SOURCE DATA

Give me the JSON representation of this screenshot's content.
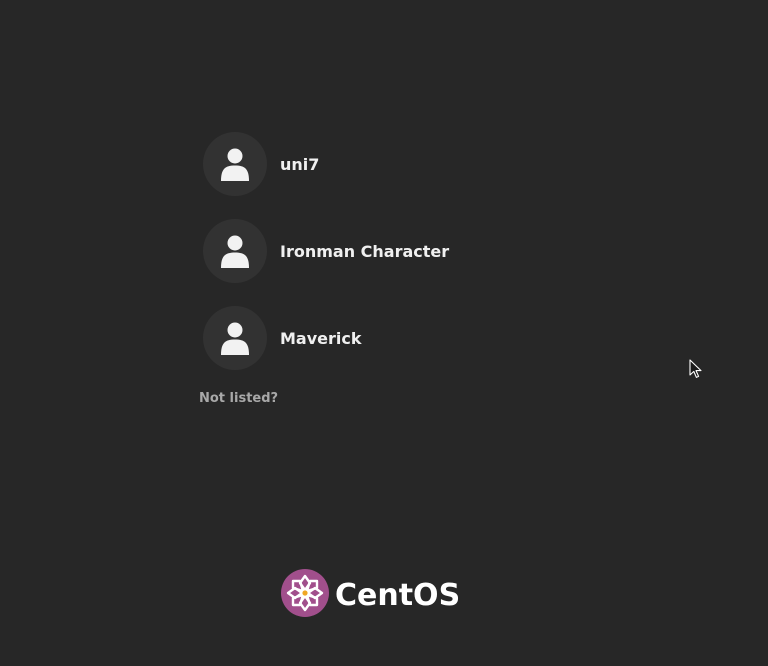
{
  "users": [
    {
      "name": "uni7",
      "icon": "user-avatar-icon"
    },
    {
      "name": "Ironman Character",
      "icon": "user-avatar-icon"
    },
    {
      "name": "Maverick",
      "icon": "user-avatar-icon"
    }
  ],
  "not_listed_label": "Not listed?",
  "logo": {
    "wordmark": "CentOS",
    "icon": "centos-logo-icon",
    "brand_color": "#a14f8c"
  },
  "colors": {
    "background": "#272727",
    "avatar_background": "#323232",
    "text": "#f0f0f0",
    "muted_text": "#a8a8a8"
  }
}
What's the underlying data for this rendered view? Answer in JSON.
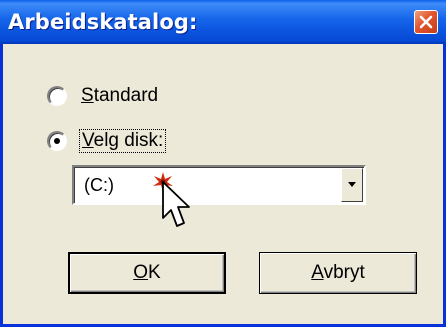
{
  "window": {
    "title": "Arbeidskatalog:",
    "close_icon": "close-x-icon",
    "colors": {
      "titlebar": "#0a5fe8",
      "close": "#e2542e",
      "face": "#ece9d8"
    }
  },
  "options": {
    "standard": {
      "prefix": "",
      "accel": "S",
      "rest": "tandard",
      "selected": false
    },
    "velg_disk": {
      "prefix": "",
      "accel": "V",
      "rest": "elg disk:",
      "selected": true
    }
  },
  "drive_select": {
    "value": "(C:)"
  },
  "buttons": {
    "ok": {
      "accel": "O",
      "rest": "K"
    },
    "cancel": {
      "accel": "A",
      "rest": "vbryt"
    }
  }
}
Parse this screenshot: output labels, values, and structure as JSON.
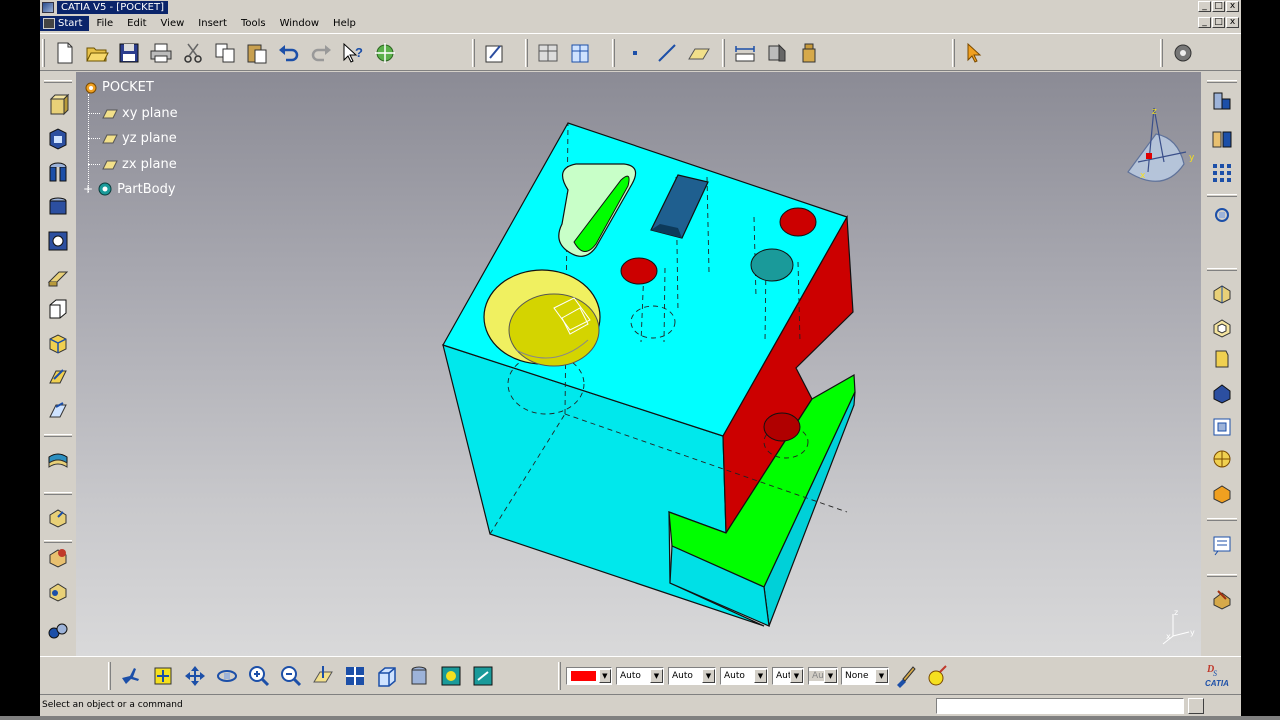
{
  "window": {
    "title": "CATIA V5 - [POCKET]",
    "controls": [
      "_",
      "□",
      "x"
    ]
  },
  "menu": {
    "items": [
      "Start",
      "File",
      "Edit",
      "View",
      "Insert",
      "Tools",
      "Window",
      "Help"
    ]
  },
  "tree": {
    "root": "POCKET",
    "children": [
      "xy plane",
      "yz plane",
      "zx plane",
      "PartBody"
    ]
  },
  "properties": {
    "fill_color": "#ff0000",
    "line_thickness": "Auto",
    "line_type": "Auto",
    "line_weight": "Auto",
    "layer_short": "Aut",
    "layer_disabled": "Aut",
    "render_style": "None"
  },
  "status": {
    "message": "Select an object or a command",
    "command_value": ""
  },
  "compass_axes": [
    "z",
    "y",
    "x"
  ],
  "axis_triad": [
    "z",
    "y",
    "x"
  ],
  "colors": {
    "model_face": "#00ffff",
    "model_side": "#00e8ec",
    "red_face": "#cc0000",
    "green_face": "#00ff00",
    "yellow_hole": "#e6e600",
    "title_bar": "#0a246a",
    "ui_face": "#d4d0c8"
  },
  "icons": {
    "top": [
      "new-icon",
      "open-icon",
      "save-icon",
      "print-icon",
      "cut-icon",
      "copy-icon",
      "paste-icon",
      "undo-icon",
      "redo-icon",
      "whats-this-icon",
      "analysis-icon",
      "sketcher-icon",
      "axis-system-icon",
      "table-icon",
      "point-icon",
      "line-icon",
      "plane-icon",
      "measure-between-icon",
      "measure-item-icon",
      "measure-inertia-icon",
      "select-arrow-icon",
      "settings-gear-icon"
    ],
    "bottom": [
      "fly-mode-icon",
      "fit-all-icon",
      "pan-icon",
      "rotate-icon",
      "zoom-in-icon",
      "zoom-out-icon",
      "normal-view-icon",
      "multi-view-icon",
      "iso-view-icon",
      "view-mode-icon",
      "hide-show-icon",
      "swap-space-icon",
      "paint-brush-icon",
      "apply-material-icon"
    ]
  }
}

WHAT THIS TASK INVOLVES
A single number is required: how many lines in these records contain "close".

TASK SOLUTION
2